One must admire Mason with the staying power to examine such diverse interventions in fields in which there are still very limited options.  She has also looked at gabapentin in cannabis withdrawals in 2012.  There have also been some promising items by others relating to the use of baclofen, topiramate and ondansetron.  These should all be subject of serious research considering the scope of the problem.  The most effective intervention I have read actually gave alcohol to homeless alcoholics in Toronto (http://methadone-research.blogspot.com.au/2006/01/supplying-alcohol-to-alcoholics-may_9924.php4). 
There has still been poor general uptake for the three approved drugs for alcoholism, disulfiram, naltrexone and acamprosate despite proven benefits in a substantial proportion of alcohol dependent patients (when used in a structured program).  In a world driven by quick profits from avaricious drug manufacturers (see stories about Gilead on hepatitis C tablets marketed at $1000 per pill!) research on drugs which are already approved is unlikely without pressure from health officials, politicians and other advocates.  For rare diseases one might understand high prices to return funds spent on research.  For common diseases like hepatitis C and alcoholism profiteering can verge on the criminal in my view. 
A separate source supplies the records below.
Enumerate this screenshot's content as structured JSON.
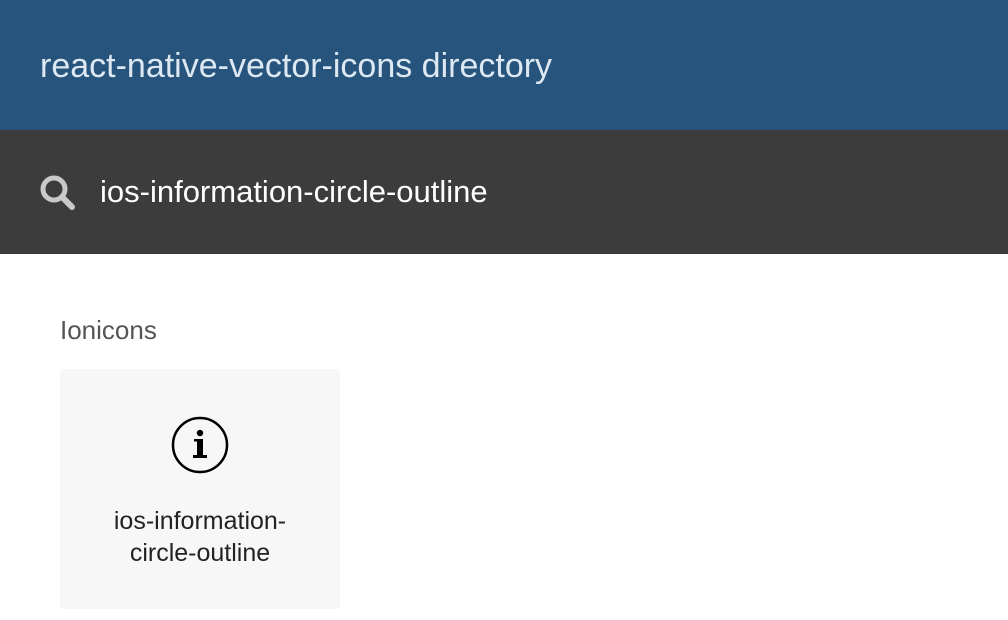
{
  "header": {
    "title": "react-native-vector-icons directory"
  },
  "search": {
    "icon": "search-icon",
    "value": "ios-information-circle-outline"
  },
  "results": {
    "families": [
      {
        "name": "Ionicons",
        "icons": [
          {
            "glyph": "information-circle-outline-icon",
            "name_line1": "ios-information-",
            "name_line2": "circle-outline"
          }
        ]
      }
    ]
  },
  "colors": {
    "header_bg": "#26547c",
    "search_bg": "#3c3c3c",
    "card_bg": "#f7f7f7"
  }
}
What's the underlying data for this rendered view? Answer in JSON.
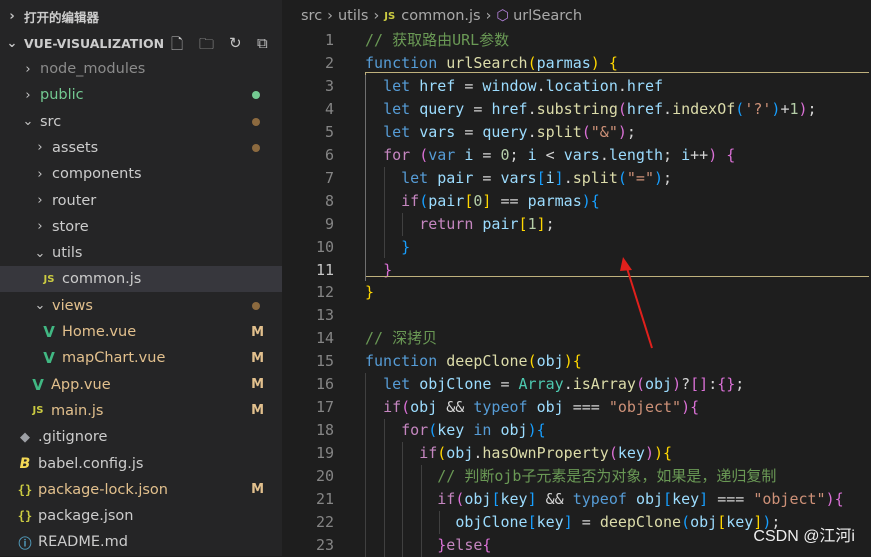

Last but not least is one of the least productive (unless you hold Reckitt stocks) items I have read, a guideline on methadone prescription.  My more detailed summary is on (http://methadone-research.blogspot.com.au/2014/11/a-disappointing-guideline-on-methadone.html ). 
There may be a case to examine the long term side effects of methadone (for example on calcium metabolism and androgen suppression) and try to balance this with a transfer to buprenorphine in suitable cases as a means of preventing future problems.  However, these authors only deal with one exceedingly rare non-fatal cardiac event, while ignoring the cardiac benefits attributed to methadone by Mori Krantz in 2001 (http://methadone-research.blogspot.com.au/2013/10/archive-of-mori-krantz-article-on.html ).  This article in ‘Pain’ appears to exaggerate the cardiac side effects of methadone while also using speculative advice on ECGs as prevention.  Tachycardia is a very unpleasant event but nowhere is it mentioned that there has never been a death in a methadone patient due to confirmed torsade de pointes in 50 years. 
Best regards to my readers and congratulations for your patience in reaching this point in my humble narrative. 
Andrew Byrne ..